=== DATASET ENTRIES ===

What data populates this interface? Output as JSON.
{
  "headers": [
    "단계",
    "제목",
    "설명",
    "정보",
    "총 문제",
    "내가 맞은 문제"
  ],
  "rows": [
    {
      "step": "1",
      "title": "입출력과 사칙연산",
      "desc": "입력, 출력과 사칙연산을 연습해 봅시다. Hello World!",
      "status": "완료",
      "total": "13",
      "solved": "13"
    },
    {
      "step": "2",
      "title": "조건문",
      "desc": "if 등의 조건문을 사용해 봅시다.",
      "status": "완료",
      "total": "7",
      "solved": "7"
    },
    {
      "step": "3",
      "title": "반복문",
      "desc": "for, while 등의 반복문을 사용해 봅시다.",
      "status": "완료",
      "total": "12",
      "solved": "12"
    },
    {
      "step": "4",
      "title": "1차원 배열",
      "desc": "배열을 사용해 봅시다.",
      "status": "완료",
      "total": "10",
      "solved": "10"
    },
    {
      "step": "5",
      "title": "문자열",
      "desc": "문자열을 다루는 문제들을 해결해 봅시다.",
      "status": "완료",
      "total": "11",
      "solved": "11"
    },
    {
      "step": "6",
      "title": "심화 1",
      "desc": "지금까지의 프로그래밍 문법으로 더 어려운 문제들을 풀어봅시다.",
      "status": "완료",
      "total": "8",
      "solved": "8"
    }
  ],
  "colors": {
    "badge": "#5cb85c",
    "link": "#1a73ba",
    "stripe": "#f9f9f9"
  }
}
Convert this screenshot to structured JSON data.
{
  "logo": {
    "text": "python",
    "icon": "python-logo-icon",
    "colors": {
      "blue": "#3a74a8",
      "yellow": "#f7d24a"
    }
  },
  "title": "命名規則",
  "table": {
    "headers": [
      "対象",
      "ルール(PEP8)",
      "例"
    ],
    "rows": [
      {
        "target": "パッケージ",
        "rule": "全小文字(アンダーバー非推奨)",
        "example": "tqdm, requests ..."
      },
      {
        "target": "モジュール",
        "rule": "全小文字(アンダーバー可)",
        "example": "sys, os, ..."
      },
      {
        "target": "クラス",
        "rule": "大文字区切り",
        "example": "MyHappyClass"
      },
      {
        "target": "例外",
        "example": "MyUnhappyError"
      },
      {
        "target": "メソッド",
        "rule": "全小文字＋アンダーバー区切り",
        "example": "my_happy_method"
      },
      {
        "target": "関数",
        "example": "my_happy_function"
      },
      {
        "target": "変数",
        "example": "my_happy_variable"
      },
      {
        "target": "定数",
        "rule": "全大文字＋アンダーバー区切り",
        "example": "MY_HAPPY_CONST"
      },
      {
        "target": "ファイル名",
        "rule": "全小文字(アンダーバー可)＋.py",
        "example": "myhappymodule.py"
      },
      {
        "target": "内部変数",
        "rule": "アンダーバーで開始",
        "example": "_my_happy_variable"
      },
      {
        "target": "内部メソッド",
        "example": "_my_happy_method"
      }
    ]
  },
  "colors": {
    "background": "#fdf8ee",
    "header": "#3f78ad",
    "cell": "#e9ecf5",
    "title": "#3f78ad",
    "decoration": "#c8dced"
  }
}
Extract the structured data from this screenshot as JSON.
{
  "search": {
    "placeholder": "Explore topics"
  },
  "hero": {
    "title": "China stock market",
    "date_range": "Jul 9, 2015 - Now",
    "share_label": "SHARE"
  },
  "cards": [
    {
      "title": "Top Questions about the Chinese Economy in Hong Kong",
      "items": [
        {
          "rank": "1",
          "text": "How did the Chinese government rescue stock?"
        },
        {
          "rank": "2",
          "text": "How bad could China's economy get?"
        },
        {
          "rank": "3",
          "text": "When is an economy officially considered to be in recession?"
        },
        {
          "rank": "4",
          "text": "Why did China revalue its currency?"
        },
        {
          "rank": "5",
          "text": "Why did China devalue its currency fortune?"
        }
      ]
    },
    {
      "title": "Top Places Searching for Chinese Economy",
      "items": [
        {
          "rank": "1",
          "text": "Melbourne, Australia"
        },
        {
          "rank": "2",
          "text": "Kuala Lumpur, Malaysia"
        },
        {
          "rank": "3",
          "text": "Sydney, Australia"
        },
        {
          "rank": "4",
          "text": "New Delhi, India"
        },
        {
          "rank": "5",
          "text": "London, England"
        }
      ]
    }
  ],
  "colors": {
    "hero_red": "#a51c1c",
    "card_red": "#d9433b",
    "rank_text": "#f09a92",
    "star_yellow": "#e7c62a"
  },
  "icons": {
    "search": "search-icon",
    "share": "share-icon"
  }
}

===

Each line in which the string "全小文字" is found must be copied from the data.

        "rule": "全小文字(アンダーバー非推奨)",
        "rule": "全小文字(アンダーバー可)",
        "rule": "全小文字＋アンダーバー区切り",
        "rule": "全小文字(アンダーバー可)＋.py",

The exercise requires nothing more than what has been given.